The beverage giant has teamed up with influential scientists who are advancing this message in medical journals, at conferences and through social media. To help the scientists get the word out, Coke has provided financial and logistical support to a new nonprofit organization called the Global Energy Balance Network, which promotes the argument that weight-conscious Americans are overly fixated on how much they eat and drink while not paying enough attention to exercise.
That’s why you’re fat, America! It’s not the sodas; it’s your laziness. Get off the sofa, get active, then go enjoy those sodas jam-packed with all that yummy high-fructose corn syrup.
The PR campaign includes a video that you can watch on this page. Go ahead, I’ll wait.
The bearded dude in the video is one of the scientists now on the Coca-Cola payroll. When I watched the video, I had the same reaction as Karen De Coster, who wrote the article on LewRockwell.com:
The man in the video is Steven Blair, PED, FACSM, a Professor in the Department of Exercise Science in the Arnold School of Public Health at the University of South Carolina. That he’s a mouthpiece for “public health” sends a clear message that he is a paid-for shill for the Industrial Food Machine. And then, am I not supposed to notice, or say, that this Professor of “exercise science” is obese?
Coca-Cola may want to re-think the PR strategy here. They hope to convince us it’s mainly a lack of exercise causing obesity. They’ve got a professor of exercise science saying as much – but he’s clearly a very, uh, large man. So what are we supposed to believe about him? That he knows all about the weight-loss benefits of exercise, but isn’t interested in applying to himself? Shades of Kelly Brownell.
Given that Coke is pumping millions of dollars into this effort, I’m sure it’s tempting to be outraged. Don’t be. The proper response here is a hearty laugh, because Coke may as well pour those millions down the drain. This campaign will be about as effective as the ad campaign for New Coke. I’ll bet you dollars to donuts, and you can keep the donuts.
Some years ago, yeah, maybe the strategy would have worked. That’s because some years ago, information flowed from the top down, through a series of information gatekeepers. Companies like Coca-Cola had the financial muscle, through advertising dollars and otherwise, to give marching orders to many of those gatekeepers.
That’s just not how it works anymore. Not in the days of the internet, social media, and the Wisdom of Crowds. Information flows down, up and sideways.
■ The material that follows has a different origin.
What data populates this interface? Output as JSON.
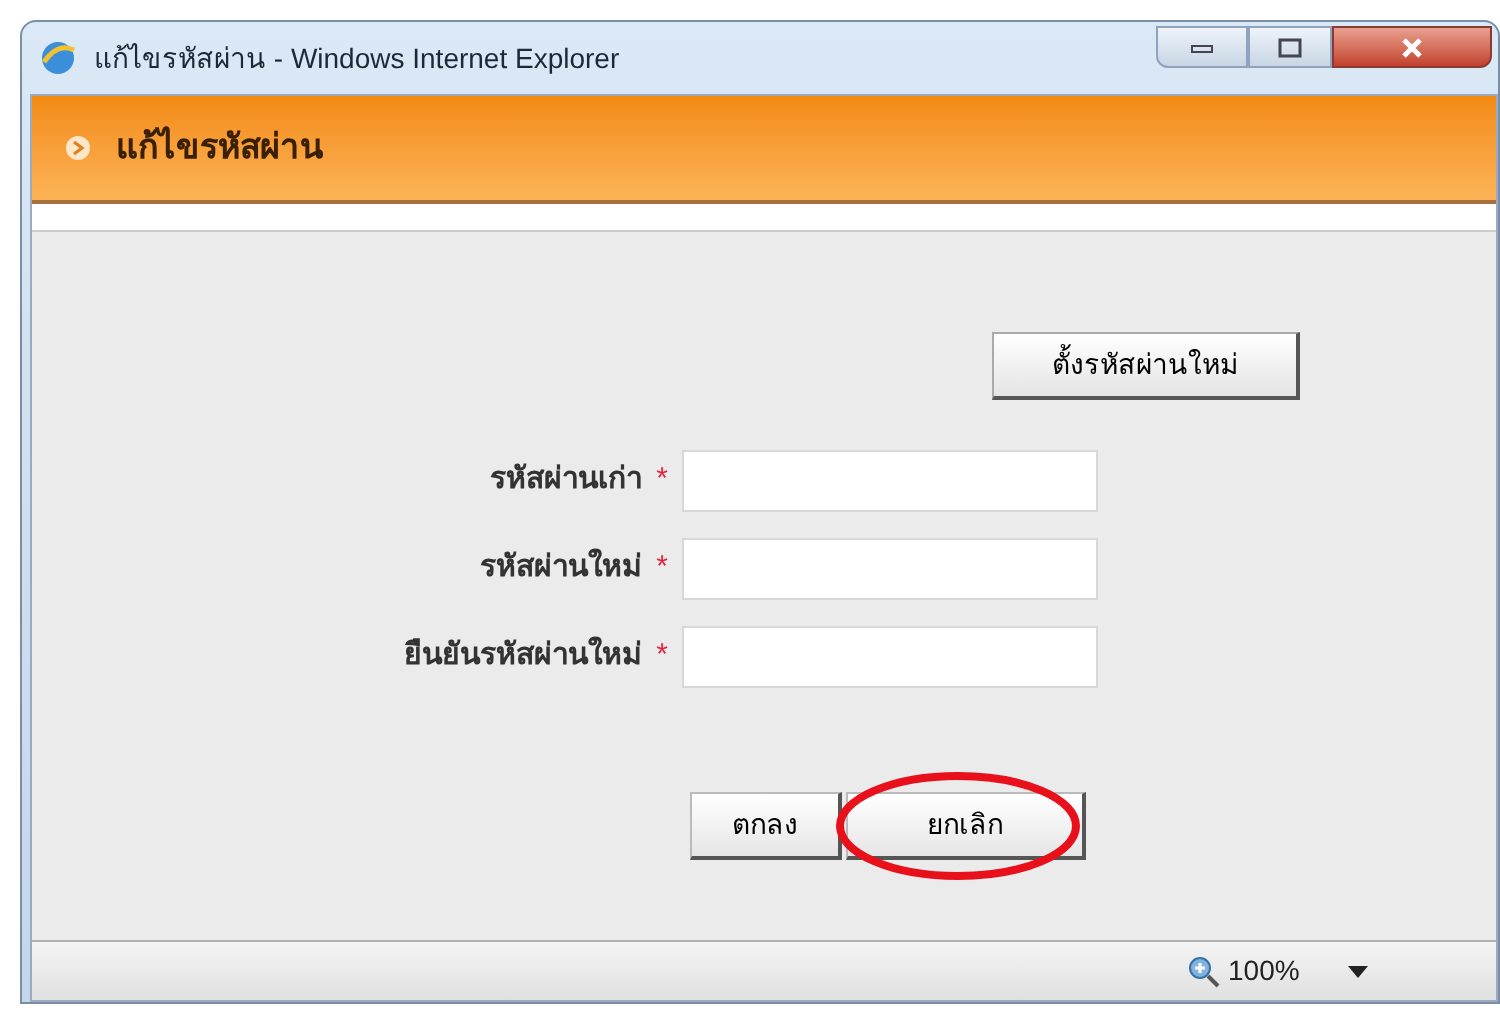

The information gatekeepers are increasingly irrelevant (where they even still exist), and public trust in the “science” presented in Big Media is plummeting. The comments sections of articles promoting grains or low-fat diets are so full of blistering critiques, I’m surprised some news sites even allow comments.
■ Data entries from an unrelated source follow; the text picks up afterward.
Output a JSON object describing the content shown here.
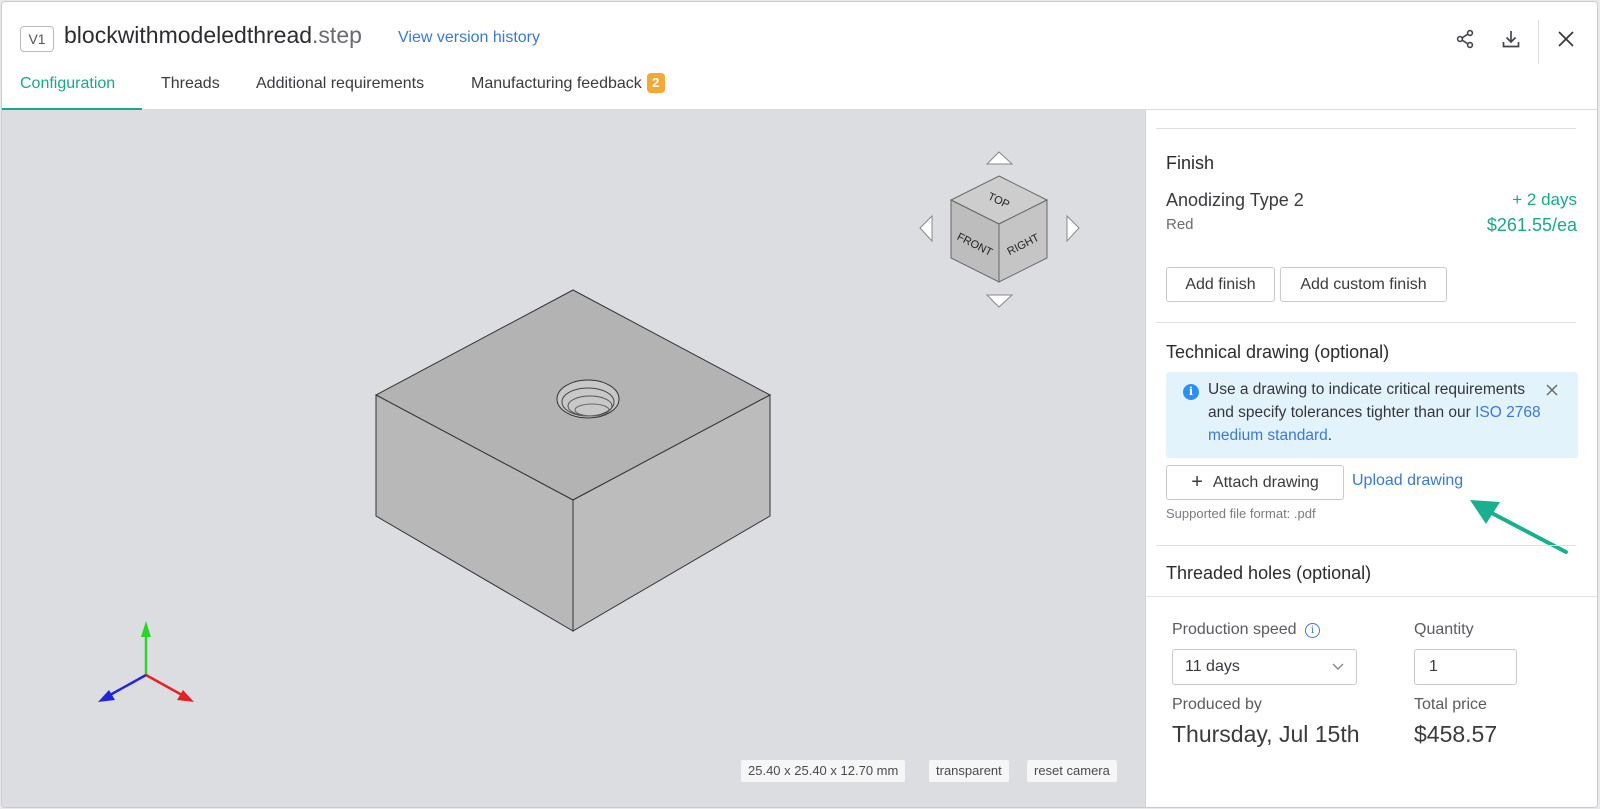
{
  "header": {
    "version": "V1",
    "file_base": "blockwithmodeledthread",
    "file_ext": ".step",
    "version_history_label": "View version history",
    "share_icon": "share-icon",
    "download_icon": "download-icon",
    "close_icon": "close-icon"
  },
  "tabs": [
    {
      "label": "Configuration",
      "active": true
    },
    {
      "label": "Threads"
    },
    {
      "label": "Additional requirements"
    },
    {
      "label": "Manufacturing feedback",
      "badge": "2"
    }
  ],
  "viewer": {
    "view_cube": {
      "top": "TOP",
      "front": "FRONT",
      "right": "RIGHT"
    },
    "dimensions_label": "25.40 x 25.40 x 12.70 mm",
    "transparent_label": "transparent",
    "reset_camera_label": "reset camera"
  },
  "finish": {
    "title": "Finish",
    "name": "Anodizing Type 2",
    "color": "Red",
    "lead_time": "+ 2 days",
    "price": "$261.55/ea",
    "add_finish_label": "Add finish",
    "add_custom_finish_label": "Add custom finish"
  },
  "technical_drawing": {
    "title": "Technical drawing (optional)",
    "info_text": "Use a drawing to indicate critical requirements and specify tolerances tighter than our ",
    "info_link": "ISO 2768 medium standard",
    "info_end": ".",
    "attach_label": "Attach drawing",
    "upload_label": "Upload drawing",
    "supported_format": "Supported file format: .pdf"
  },
  "threaded_holes": {
    "title": "Threaded holes (optional)"
  },
  "order": {
    "production_speed_label": "Production speed",
    "production_speed_value": "11 days",
    "quantity_label": "Quantity",
    "quantity_value": "1",
    "produced_by_label": "Produced by",
    "produced_by_value": "Thursday, Jul 15th",
    "total_price_label": "Total price",
    "total_price_value": "$458.57"
  },
  "colors": {
    "accent": "#18a88a",
    "link": "#3b78d6",
    "badge": "#f4a935",
    "info_bg": "#e3f3fb"
  }
}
In the final episode of Mad Men, we learned that Don Draper was the advertising genius whose jingle had us all wanting to teach the world to sing and buy the world a Coke. (In the land of TV fiction, that is.) But that was then. Now more and more people don’t even want to buy themselves a Coke – and there’s nothing Don Draper or a bunch of paid shills with PhDs can do about it.